Australia’s wealth and finance sectors will be put under the spotlight next week when the CEO’s of major institutions will start appearing before the house economics committee. These sessions, which are to become an annual occurrence, have been seen as an attempt by the Turnbull government to ward off the popular calls for a banking Royal Commission by Labor and others.
Although “aggressive” questioning is expected, one could be forgiven for thinking this process is just as much political theatre as opponents of a Royal Commission say that would be. There is an acknowledged “trust gap” between the banks and the public - will the sight of CEO’s possibly squirming under scrutiny do anything to change that? If it is an opportunity for the industry to outline what they are doing about this perception problem, is it anything more than an advertorial showcase put on by the government with some very expensive talent delivering the key messages?
TRUST IS AN ISSUE
A recent global study into banks by Ernst & Young has indicated a global lack of trust in banks, particularly when it comes to banks giving unbiased advice. In Australia, only 36% of the traditional banking sectors own clients said they had complete trust in their bank. Just over 50% trusted the banks to keep their money safe, but only 1 in 5 customers trusted the banks to give them unbiased advice and to put their (clients) interests first.
Call me naïve – but I find that astonishing. We are all aware that a business has to make a buck, but now 80% of a bank’s own customers expect that a bank is not primarily looking out for their best interests – but rather, trying to squeeze as much money from the client as possible.
This is now just what the vast majority of us expect from our banks!
That is some perception problem.
WHAT IS GOING ON?
Evidence would suggest it’s not just a perception thing. Fairfax reported that “Poor Behaviour” by major banks in recent years has seen more than $200 million in payouts and compensation go back the consumers in the last financial year. CBA, NAB and Macquarie have all instigated compensation schemes for their clients who have suffered from their “poor behaviour”. The government own MP, Warren Entsch has called it “Bank Bastardry” and it would be hard not to agree, given it does seem in many cases like systemic misconduct.
In a story in the Australian, new Reserve Bank Governor Phillip Lowe pointed out that banks have been shielding their shareholders from the costs incurred resulting from the GFC. Profits and return on equity could have been lowered, but that had not happened. Banks have held on to their profits by doing things such as keeping rates on credit cards high, keeping a larger spread on small business loan rates and not passing on the full reserve bank interest rate cuts. According to Lowe: “My assessment is that borrowers have largely borne the cost…not the shareholders of the banks, and it’s an interesting question about who should ultimately bear the cost”.
INDUSTRY TRYING HARDER

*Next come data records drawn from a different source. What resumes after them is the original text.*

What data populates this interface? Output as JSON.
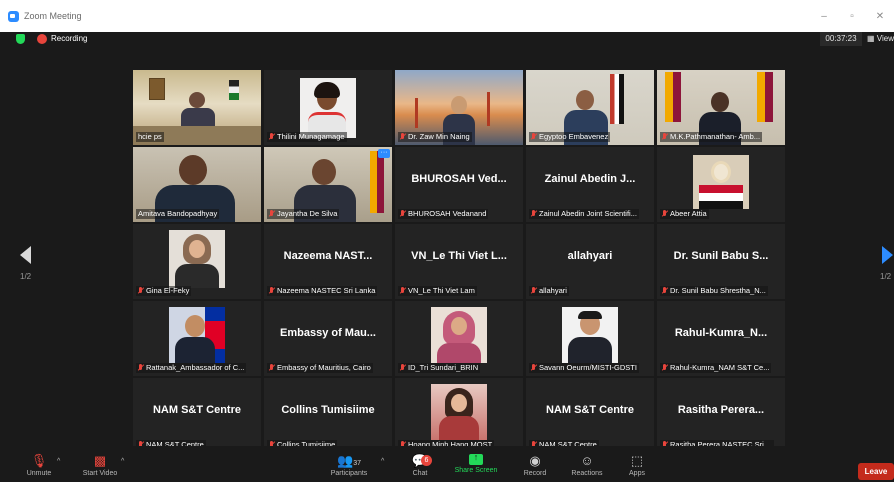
{
  "window": {
    "title": "Zoom Meeting",
    "controls": [
      "–",
      "▫",
      "✕"
    ]
  },
  "status": {
    "recording_label": "Recording",
    "timer": "00:37:23",
    "view_label": "View"
  },
  "pagination": {
    "left": "1/2",
    "right": "1/2"
  },
  "tiles": [
    {
      "label": "hcie ps",
      "big": "",
      "video": true,
      "muted": false
    },
    {
      "label": "Thilini Munagamage",
      "big": "",
      "video": true,
      "muted": true
    },
    {
      "label": "Dr. Zaw Min Naing",
      "big": "",
      "video": true,
      "muted": true
    },
    {
      "label": "Egyptoo Embavenez",
      "big": "",
      "video": true,
      "muted": true
    },
    {
      "label": "M.K.Pathmanathan- Amb...",
      "big": "",
      "video": true,
      "muted": true
    },
    {
      "label": "Amitava Bandopadhyay",
      "big": "",
      "video": true,
      "muted": false
    },
    {
      "label": "Jayantha De Silva",
      "big": "",
      "video": true,
      "muted": true
    },
    {
      "label": "BHUROSAH Vedanand",
      "big": "BHUROSAH Ved...",
      "video": false,
      "muted": true
    },
    {
      "label": "Zainul Abedin Joint Scientifi...",
      "big": "Zainul Abedin J...",
      "video": false,
      "muted": true
    },
    {
      "label": "Abeer Attia",
      "big": "",
      "video": true,
      "muted": true
    },
    {
      "label": "Gina El-Feky",
      "big": "",
      "video": true,
      "muted": true
    },
    {
      "label": "Nazeema NASTEC Sri Lanka",
      "big": "Nazeema NAST...",
      "video": false,
      "muted": true
    },
    {
      "label": "VN_Le Thi Viet Lam",
      "big": "VN_Le Thi Viet L...",
      "video": false,
      "muted": true
    },
    {
      "label": "allahyari",
      "big": "allahyari",
      "video": false,
      "muted": true
    },
    {
      "label": "Dr. Sunil Babu Shrestha_N...",
      "big": "Dr. Sunil Babu S...",
      "video": false,
      "muted": true
    },
    {
      "label": "Rattanak_Ambassador of C...",
      "big": "",
      "video": true,
      "muted": true
    },
    {
      "label": "Embassy of Mauritius, Cairo",
      "big": "Embassy of Mau...",
      "video": false,
      "muted": true
    },
    {
      "label": "ID_Tri Sundari_BRIN",
      "big": "",
      "video": true,
      "muted": true
    },
    {
      "label": "Savann Oeurm/MISTI-GDSTI",
      "big": "",
      "video": true,
      "muted": true
    },
    {
      "label": "Rahul-Kumra_NAM S&T Ce...",
      "big": "Rahul-Kumra_N...",
      "video": false,
      "muted": true
    },
    {
      "label": "NAM S&T Centre",
      "big": "NAM S&T Centre",
      "video": false,
      "muted": true
    },
    {
      "label": "Collins Tumisiime",
      "big": "Collins Tumisiime",
      "video": false,
      "muted": true
    },
    {
      "label": "Hoang Minh Hang MOST",
      "big": "",
      "video": true,
      "muted": true
    },
    {
      "label": "NAM S&T Centre",
      "big": "NAM S&T Centre",
      "video": false,
      "muted": true
    },
    {
      "label": "Rasitha Perera NASTEC Sri ...",
      "big": "Rasitha Perera...",
      "video": false,
      "muted": true
    }
  ],
  "toolbar": {
    "unmute": "Unmute",
    "start_video": "Start Video",
    "participants": "Participants",
    "participants_count": "37",
    "chat": "Chat",
    "chat_badge": "6",
    "share_screen": "Share Screen",
    "record": "Record",
    "reactions": "Reactions",
    "apps": "Apps",
    "leave": "Leave"
  },
  "colors": {
    "accent_blue": "#2d8cff",
    "rec_red": "#e8453c",
    "share_green": "#23d959",
    "active_speaker": "#d9d94a",
    "leave_red": "#c42b1c"
  }
}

In lieu of the bad publicity it has received, the industry has taken steps to reassure the public it is recognising the error of its ways and is on the right track. Chief lobby group for the industry, the Australian Bankers Association said the banks had agreed to “New hiring protocols” for financial advisers to try to weed out “bad apples” during the hiring process. In efforts to remove what is seen as a negative “sales” culture, Westpac has announced that it will be removing all product related incentives from tellers, incentives will now be based solely on customer service.
Another who is saying the industry is getting back on the correct path is the chair of the house committee that will be grilling the banks. Liberal MP David Coleman, a former Director at Yellow Brick Road said ‘the government had already announced a range of reforms to improve the educational, training and ethical standards of financial advisors, in response to the Financial System Inquiry and other reports.’
So we don’t need a Royal Commission, and by the sounds of it, we don’t need this house committee session either.
It’s true that consumers have been mal-treated by the industry. Compensation schemes attest to that fact. It is also true we have had many inquiries, reports and hearings on the problems within the industry, and steps have been taken to remedy the situation – funnily enough, the compensation schemes attest to that as well. We’ll have to wait and see what happens next week – will it be just a cathartic exercise in big bank bashing that satisfies critics, or an advertorial opportunity for the industry and government to show how on top of the industry’s problems they are. Or maybe something in between.
Ultimately, as is often the case, the judgement will be made by “old man time” – the proof will be in the pudding. If the scandals stop, it will be proof enough the industry has lifted its game, if they continue, more action may need to be taken.